Digital Domain Holdings, operator of the world’s largest independent visual-effects studio, plans to sharpen its focus on virtual reality technology initiatives after beefing up its senior management and recently raising fresh funding.
“We are strongly focused on developing our business model of technology-plus-entertainment in the virtual reality industry,” Peter Chou, the chairman of Hong Kong-listed Digital Domain, told a press conference on Wednesday.
The company expects to bolster that effort with the help of new high-level recruits to its board of directors. These are: Wei Ming, the former general manager of Alibaba Group Holdings’ digital entertainment business unit; Pu Jian, a vice-president at mainland Chinese conglomerate Citic; Alan Song Anlan, the managing partner at SoftBank China Venture Capital; and John Lagerling, the former vice-president of business development for mobile and product partnerships at Facebook.
Wei was also named as Digital Domain’s new vice-chairman and chief executive of the company’s fast-developing greater China business unit.
Chief executive Daniel Seah Ang said the mainland, which is forecast to be the world’s biggest movie market this year, is now providing many opportunities for the company to expand its media and entertainment business, as well as further penetrate the nascent marketplace for virtual reality content and services.
Digital Domain runs award-winning movie visual special-effects studio Digital Domain 3.0, which also provides services to major commercial advertisers such as Nike and Apple.
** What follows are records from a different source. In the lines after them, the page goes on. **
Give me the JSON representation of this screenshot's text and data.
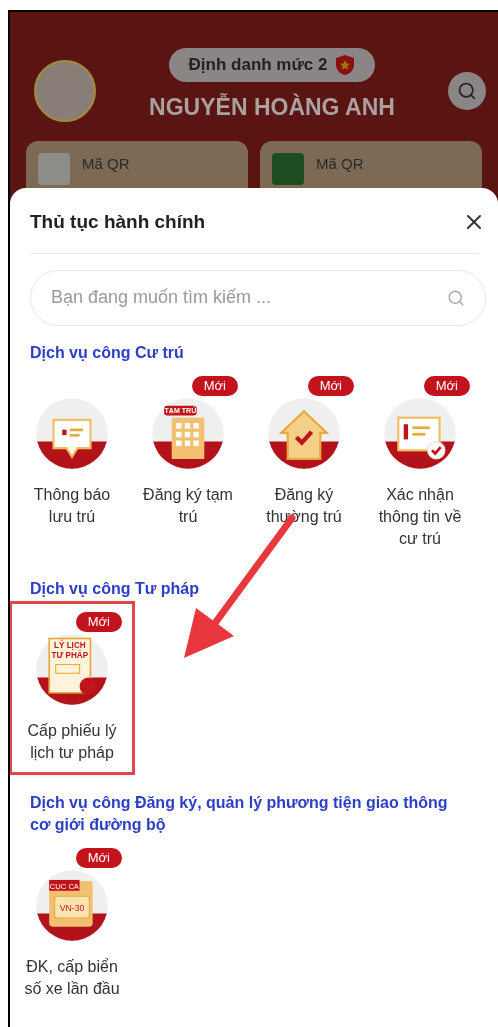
{
  "header": {
    "badge": "Định danh mức 2",
    "name": "NGUYỄN HOÀNG ANH",
    "cards": [
      {
        "kind": "id",
        "title": "Mã QR"
      },
      {
        "kind": "police",
        "title": "Mã QR"
      }
    ]
  },
  "sheet": {
    "title": "Thủ tục hành chính",
    "search": {
      "placeholder": "Bạn đang muốn tìm kiếm ..."
    },
    "sections": [
      {
        "title": "Dịch vụ công Cư trú",
        "items": [
          {
            "kind": "chat",
            "label": "Thông báo lưu trú",
            "highlighted": false
          },
          {
            "kind": "building",
            "icon_text": [
              "TẠM TRÚ"
            ],
            "badge": "Mới",
            "label": "Đăng ký tạm trú",
            "highlighted": false
          },
          {
            "kind": "house",
            "badge": "Mới",
            "label": "Đăng ký thường trú",
            "highlighted": false
          },
          {
            "kind": "info",
            "badge": "Mới",
            "label": "Xác nhận thông tin về cư trú",
            "highlighted": false
          }
        ]
      },
      {
        "title": "Dịch vụ công Tư pháp",
        "items": [
          {
            "kind": "document",
            "icon_text": [
              "LÝ LỊCH",
              "TƯ PHÁP"
            ],
            "badge": "Mới",
            "label": "Cấp phiếu lý lịch tư pháp",
            "highlighted": true
          }
        ]
      },
      {
        "title": "Dịch vụ công Đăng ký, quản lý phương tiện giao thông cơ giới đường bộ",
        "items": [
          {
            "kind": "plate",
            "icon_text": [
              "CỤC CA",
              "VN-30"
            ],
            "badge": "Mới",
            "label": "ĐK, cấp biển số xe lần đầu",
            "highlighted": false
          }
        ]
      }
    ]
  }
}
Canadian subsidiaries Immersive Ventures and IM360 Entertainment are involved in creating original virtual reality content.
The company has been expanding into virtual reality content amid rising global interest for virtual reality headsets developed or set to be introduced by the likes of Samsung Electronics, HTC and Lenovo Group.
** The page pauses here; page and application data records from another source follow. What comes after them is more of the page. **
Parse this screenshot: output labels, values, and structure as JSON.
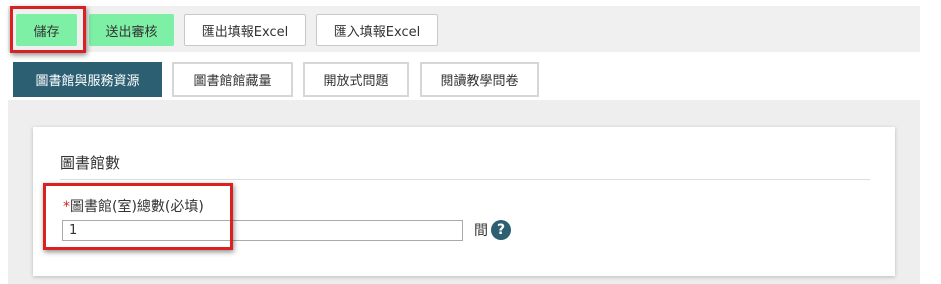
{
  "toolbar": {
    "save_label": "儲存",
    "submit_review_label": "送出審核",
    "export_excel_label": "匯出填報Excel",
    "import_excel_label": "匯入填報Excel"
  },
  "tabs": [
    {
      "label": "圖書館與服務資源",
      "active": true
    },
    {
      "label": "圖書館館藏量",
      "active": false
    },
    {
      "label": "開放式問題",
      "active": false
    },
    {
      "label": "閱讀教學問卷",
      "active": false
    }
  ],
  "section": {
    "title": "圖書館數",
    "field": {
      "required_mark": "*",
      "label": "圖書館(室)總數(必填)",
      "value": "1",
      "unit": "間",
      "help_icon": "question-circle-icon"
    }
  },
  "colors": {
    "green_button": "#7ef0a5",
    "active_tab": "#2c5f72",
    "highlight": "#d62222"
  }
}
Worldwide revenue for the combined augmented reality and virtual reality market is forecast to increase 130.5 per cent to US$13.9 billion this year, up from US$6.1 billion last year, according to the latest estimates from research firm IDC.
Virtual reality technology immerses a user in an imagined world, like in a video game or movie, with the aid of an opaque headset, such as HTC’s Vive and Google’s Daydream platform for Android smartphones.
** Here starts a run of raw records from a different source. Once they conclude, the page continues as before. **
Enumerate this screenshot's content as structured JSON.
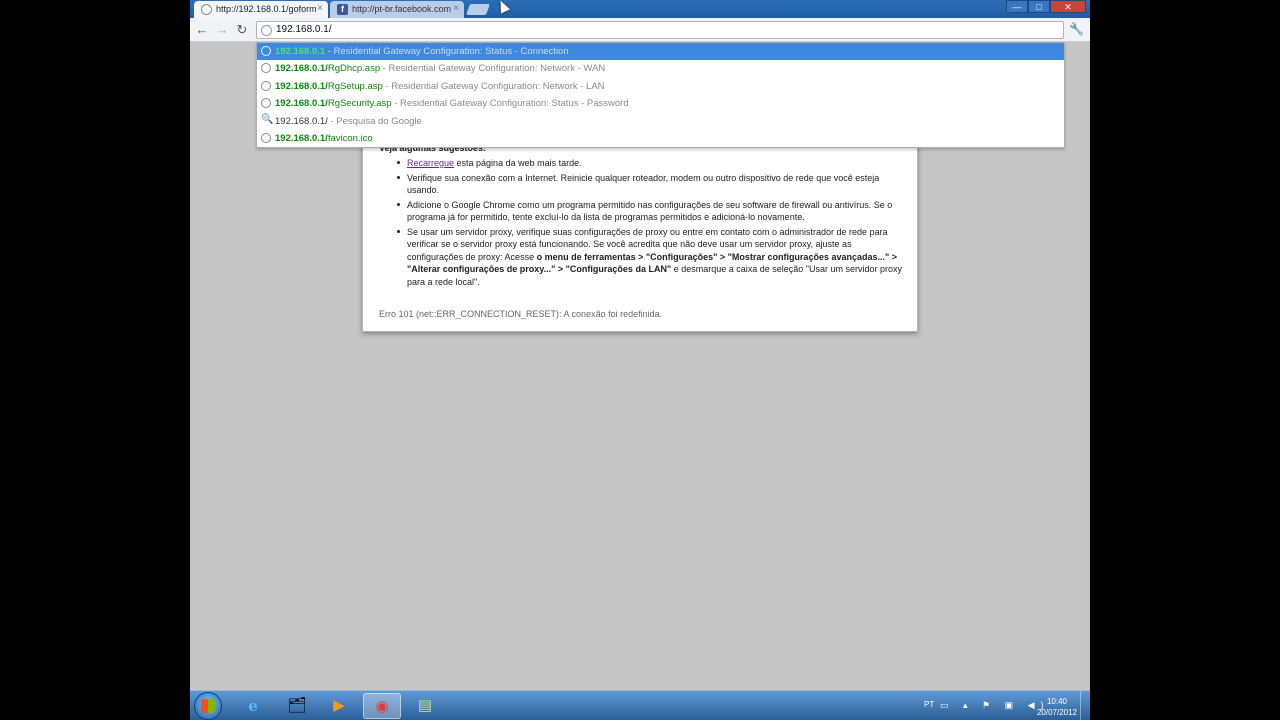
{
  "browser": {
    "tabs": [
      {
        "title": "http://192.168.0.1/goform",
        "close": "×"
      },
      {
        "title": "http://pt-br.facebook.com",
        "close": "×"
      }
    ],
    "window_controls": {
      "minimize": "—",
      "maximize": "□",
      "close": "✕"
    },
    "nav": {
      "back": "←",
      "forward": "→",
      "reload": "↻",
      "wrench": "🔧"
    },
    "omnibox_text": "192.168.0.1/"
  },
  "dropdown": {
    "items": [
      {
        "type": "history",
        "url_bold": "192.168.0.1",
        "url_rest": "",
        "desc": " - Residential Gateway Configuration: Status - Connection",
        "selected": true
      },
      {
        "type": "history",
        "url_bold": "192.168.0.1/",
        "url_rest": "RgDhcp.asp",
        "desc": " - Residential Gateway Configuration: Network - WAN"
      },
      {
        "type": "history",
        "url_bold": "192.168.0.1/",
        "url_rest": "RgSetup.asp",
        "desc": " - Residential Gateway Configuration: Network - LAN"
      },
      {
        "type": "history",
        "url_bold": "192.168.0.1/",
        "url_rest": "RgSecurity.asp",
        "desc": " - Residential Gateway Configuration: Status - Password"
      },
      {
        "type": "search",
        "text": "192.168.0.1/",
        "desc": " - Pesquisa do Google"
      },
      {
        "type": "history",
        "url_bold": "192.168.0.1/",
        "url_rest": "favicon.ico",
        "desc": ""
      }
    ]
  },
  "error_page": {
    "suggest_heading": "Veja algumas sugestões:",
    "suggestions": {
      "s1_link": "Recarregue",
      "s1_text": " esta página da web mais tarde.",
      "s2": "Verifique sua conexão com a Internet. Reinicie qualquer roteador, modem ou outro dispositivo de rede que você esteja usando.",
      "s3": "Adicione o Google Chrome como um programa permitido nas configurações de seu software de firewall ou antivírus. Se o programa já for permitido, tente excluí-lo da lista de programas permitidos e adicioná-lo novamente.",
      "s4_a": "Se usar um servidor proxy, verifique suas configurações de proxy ou entre em contato com o administrador de rede para verificar se o servidor proxy está funcionando. Se você acredita que não deve usar um servidor proxy, ajuste as configurações de proxy: Acesse ",
      "s4_b": "o menu de ferramentas > \"Configurações\" > \"Mostrar configurações avançadas...\" > \"Alterar configurações de proxy...\" > \"Configurações da LAN\"",
      "s4_c": " e desmarque a caixa de seleção \"Usar um servidor proxy para a rede local\"."
    },
    "error_code": "Erro 101 (net::ERR_CONNECTION_RESET): A conexão foi redefinida."
  },
  "taskbar": {
    "apps": [
      {
        "name": "internet-explorer",
        "glyph": "e"
      },
      {
        "name": "file-explorer",
        "glyph": "🗂"
      },
      {
        "name": "media-player",
        "glyph": "▶"
      },
      {
        "name": "chrome",
        "glyph": "◉"
      },
      {
        "name": "notes",
        "glyph": "▤"
      }
    ],
    "language": "PT",
    "time": "10:40",
    "date": "20/07/2012"
  },
  "colors": {
    "accent_selected": "#3d89e0",
    "url_green": "#0b8a0b",
    "taskbar": "#2b5f99"
  }
}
Augmented reality, meanwhile, provides an overlay of digital imagery onto the real world with the use of a clear headset like Microsoft’s HoloLens or an advanced smartphone that supports the technology, such as Lenovo’s Phab 2 Pro.
"Social virtual reality development is gaining traction, and Digital Domain is well-poised to lead the virtual reality industry ... and develop more relevant technologies in the future," said new company director Lagerling about the creation and use such content in social media.
Digital Domain forged a strategic partnership with Alibaba-backed online video platform Youku Tudou last year to step up development of virtual reality content for mainstream distribution on the mainland. E-commerce giant Alibaba owns the South China Morning Post.
In addition, Digital Domain also raised fresh funding in the fourth quarter last year to support its business expansion.
Those include: HK$38.5 million from Paul Jacobs, the executive chairman at US tech firm Qualcomm; HK$309 million from the Munsun VR Fund, a limited partnership managed by Munsun Asset Management (Asia) that is owned by China Precious Metal Resources Holdings; and HK$200 million from red-chip Citic, the mainland’s biggest conglomerate, and SoftBank China Venture Capital.
The new initiatives by Digital Domain this year are expected by management to bolster its overall business moving forward.
The company reported in March a wider net loss of HK$479.4 million last year, from HK$156.3 million in 2015, amid rising operating expenses.